ASSIGNMENT ->
Copy each line below in which the string "JSON" appears.

[Dataset items]
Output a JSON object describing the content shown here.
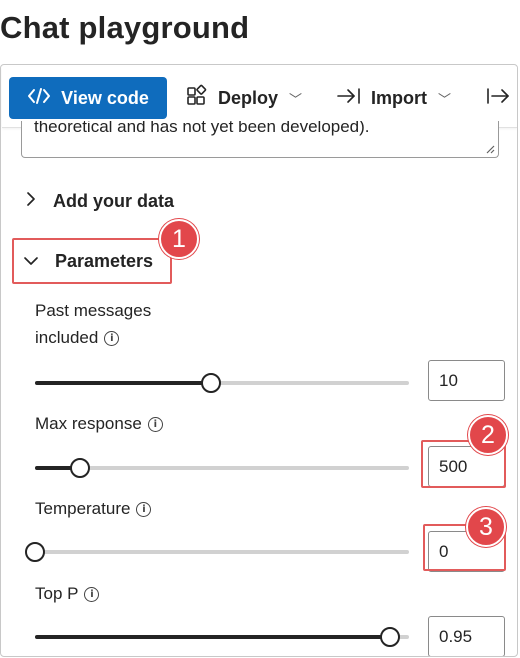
{
  "page": {
    "title": "Chat playground"
  },
  "toolbar": {
    "view_code": "View code",
    "deploy": "Deploy",
    "import": "Import"
  },
  "system_message": {
    "visible_text": "theoretical and has not yet been developed)."
  },
  "sections": {
    "add_data": "Add your data",
    "parameters": "Parameters"
  },
  "params": {
    "past_messages": {
      "label_line1": "Past messages",
      "label_line2": "included",
      "value": "10",
      "fraction": 0.47
    },
    "max_response": {
      "label": "Max response",
      "value": "500",
      "fraction": 0.12
    },
    "temperature": {
      "label": "Temperature",
      "value": "0",
      "fraction": 0.0
    },
    "top_p": {
      "label": "Top P",
      "value": "0.95",
      "fraction": 0.95
    }
  },
  "callouts": [
    {
      "number": "1"
    },
    {
      "number": "2"
    },
    {
      "number": "3"
    }
  ],
  "colors": {
    "primary": "#0f6cbd",
    "callout": "#e2474b",
    "text": "#242424"
  }
}
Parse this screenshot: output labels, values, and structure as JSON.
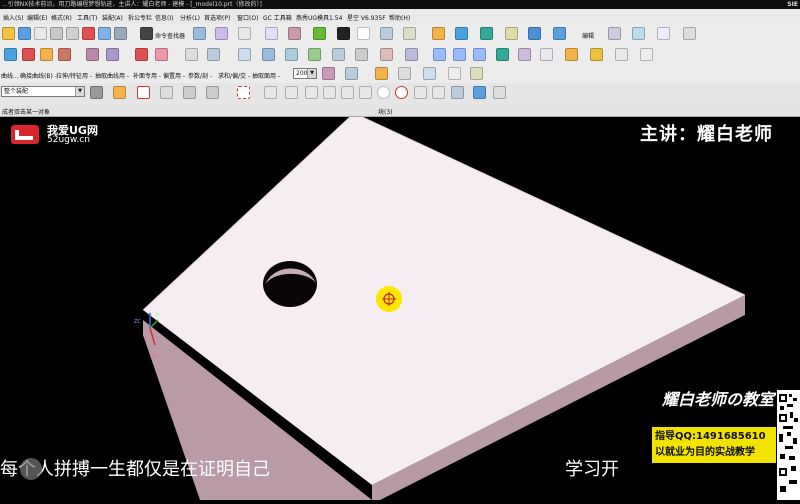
{
  "window": {
    "title": "...引领NX技术前沿，用刀路编程梦想轨迹，主讲人：耀白老师 - 建模 - [_model10.prt（修改的）]",
    "brand": "SIE"
  },
  "menubar": {
    "items": [
      {
        "label": "插入(S)"
      },
      {
        "label": "编辑(E)"
      },
      {
        "label": "格式(R)"
      },
      {
        "label": "工具(T)"
      },
      {
        "label": "装配(A)"
      },
      {
        "label": "拆公专栏"
      },
      {
        "label": "信息(I)"
      },
      {
        "label": "分析(L)"
      },
      {
        "label": "首选项(P)"
      },
      {
        "label": "窗口(O)"
      },
      {
        "label": "GC 工具箱"
      },
      {
        "label": "燕秀UG模具1.54"
      },
      {
        "label": "星空 V6.935F"
      },
      {
        "label": "帮助(H)"
      }
    ]
  },
  "toolbar": {
    "command_finder_label": "命令查找器",
    "edit_label": "编辑",
    "row3_labels": [
      "曲线...",
      "确接曲线(B) -",
      "拉伸/特征用 -",
      "抽取曲线用 -",
      "补面专用 -",
      "偏置用 -",
      "参数/剖 -",
      "求和/偏/交 -",
      "抽取面用 -"
    ],
    "count_value": "200",
    "filter_select": "整个装配",
    "status_text": "成者双击某一对象",
    "status_center": "块(3)"
  },
  "overlay": {
    "logo_text": "我爱UG网",
    "logo_url": "52ugw.cn",
    "presenter": "主讲：耀白老师",
    "subtitle_left": "每个人拼搏一生都仅是在证明自己",
    "subtitle_right": "学习开",
    "banner_title": "耀白老师の教室",
    "banner_qq": "指导QQ:1491685610",
    "banner_slogan": "以就业为目的实战教学"
  },
  "viewport": {
    "part_face_color": "#f6edf2",
    "part_side_color": "#b99aa6",
    "background": "#000000",
    "triad_axes": [
      "ZC",
      "YC",
      "XC"
    ]
  },
  "colors": {
    "highlight_yellow": "#f2e400",
    "cursor_marker": "#ffe600"
  }
}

PROBLEM SOLUTION ->
Output a JSON object describing the content shown here.
Parse this screenshot: output labels, values, and structure as JSON.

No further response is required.